Methods. We analyzed clinical, transthoracic and transesophageal echocardiography (TEE) data in 23 patients presenting with 24 obstructed prosthetic valves and compared the findings to pathology at surgery.

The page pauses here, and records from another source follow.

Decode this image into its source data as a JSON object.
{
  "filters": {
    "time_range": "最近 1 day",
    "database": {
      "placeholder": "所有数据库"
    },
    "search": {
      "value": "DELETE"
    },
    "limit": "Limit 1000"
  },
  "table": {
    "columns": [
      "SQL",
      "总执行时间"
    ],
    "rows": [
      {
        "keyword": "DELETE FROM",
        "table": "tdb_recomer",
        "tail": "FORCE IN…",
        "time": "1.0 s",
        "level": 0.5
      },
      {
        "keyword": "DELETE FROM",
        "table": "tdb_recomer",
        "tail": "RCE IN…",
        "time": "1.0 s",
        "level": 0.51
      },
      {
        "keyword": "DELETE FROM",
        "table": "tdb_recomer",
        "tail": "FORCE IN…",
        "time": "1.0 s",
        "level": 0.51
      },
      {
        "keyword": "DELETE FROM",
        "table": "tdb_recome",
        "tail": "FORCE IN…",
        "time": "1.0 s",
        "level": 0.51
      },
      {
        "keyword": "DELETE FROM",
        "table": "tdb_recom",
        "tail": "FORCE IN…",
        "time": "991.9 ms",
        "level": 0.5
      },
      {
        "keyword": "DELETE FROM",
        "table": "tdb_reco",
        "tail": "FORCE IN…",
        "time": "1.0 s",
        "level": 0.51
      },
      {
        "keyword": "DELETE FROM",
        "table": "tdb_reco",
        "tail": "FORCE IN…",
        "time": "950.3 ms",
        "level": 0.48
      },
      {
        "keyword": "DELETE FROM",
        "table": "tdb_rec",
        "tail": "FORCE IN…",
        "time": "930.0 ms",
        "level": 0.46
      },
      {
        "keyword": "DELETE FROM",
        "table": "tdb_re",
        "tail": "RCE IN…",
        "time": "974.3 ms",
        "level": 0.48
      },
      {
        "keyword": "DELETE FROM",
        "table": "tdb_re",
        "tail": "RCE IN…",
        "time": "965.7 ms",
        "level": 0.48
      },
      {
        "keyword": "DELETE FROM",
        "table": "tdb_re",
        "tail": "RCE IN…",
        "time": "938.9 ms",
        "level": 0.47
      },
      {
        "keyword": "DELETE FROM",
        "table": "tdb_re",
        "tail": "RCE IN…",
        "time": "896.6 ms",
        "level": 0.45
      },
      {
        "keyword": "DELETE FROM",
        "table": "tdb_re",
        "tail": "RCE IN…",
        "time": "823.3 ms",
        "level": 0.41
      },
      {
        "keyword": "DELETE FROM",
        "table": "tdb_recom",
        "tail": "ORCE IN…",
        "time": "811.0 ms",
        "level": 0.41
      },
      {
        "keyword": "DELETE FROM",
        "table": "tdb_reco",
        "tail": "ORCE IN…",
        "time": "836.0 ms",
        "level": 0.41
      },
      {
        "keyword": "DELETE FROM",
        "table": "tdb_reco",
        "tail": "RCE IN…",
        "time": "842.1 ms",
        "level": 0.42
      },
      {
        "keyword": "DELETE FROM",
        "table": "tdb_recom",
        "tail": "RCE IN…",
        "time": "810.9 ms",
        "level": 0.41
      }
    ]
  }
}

Results. Fourteen valves had thrombus and 10 had pannus formation. Patients with thrombus had a shorter duration from time of valve insertion to malfunction, shorter duration of symptoms, but similar New York Heart Association functional class at the time of operation. Patients with thrombus had a lower rate of adequate anticoagulation (21% vs. 89%; p = 0.0028). Pannus formation was more common in the aortic position (70% vs. 21%; p = 0.035). Abnormal prosthetic valve motion was detected by TEE in all cases with thrombus formation but in 60% with pannus (p = 0.0198). Thrombi were larger than pannuses (total length 2.8 ± 2.47 cm vs. 1.17 ± 0.43 cm; p = 0.038). This was mostly due to extension of thrombi into the left atrium in prosthetic mitral valves. Thrombi appeared as a soft mass on the valve in 92% of cases, whereas 29% of pannuses had a soft echo density (p = 0.007). Ultrasound video intensity ratio, derived as the videointensity of the mass to that of the prosthetic valve, was lower in the thrombus group (0.46 ± 0.14 vs. 0.71 ± 0.17, p = 0.006). A videointensity ratio of <0.70 had a positive predictive value of 87% and a negative predictive value of 89% for thrombus. Duration from onset of symptoms to reoperation of <1 month separated thrombus from pannus formation. The best objective clinical parameter for prediction of thrombus was inadequate anticoagulation, whereas the best TEE parameters were qualitative and quantitative ultrasound intensity of the mass. The presence of either inadequate anticoagulation or a soft mass by TEE improved the predictive power of either parameter alone and was similar to that of ultrasound videointensity ratio.
Conclusions. Duration of symptoms, anticoagulation status and qualitative and quantitative ultrasound intensity of the mass obstructing a mechanical prosthetic valve can help differentiate pannus formation from thrombus and may therefore be of value in refining the selection of patients for thrombolytic therapy of prosthetic valve obstruction.
This work was presented in part at the annual scientific sessions of the American College of Cardiology, Atlanta, Georgia, March 1998.
- Received January 6, 1998.
- Revision received June 17, 1998.
- Accepted July 2, 1998.
- American College of Cardiology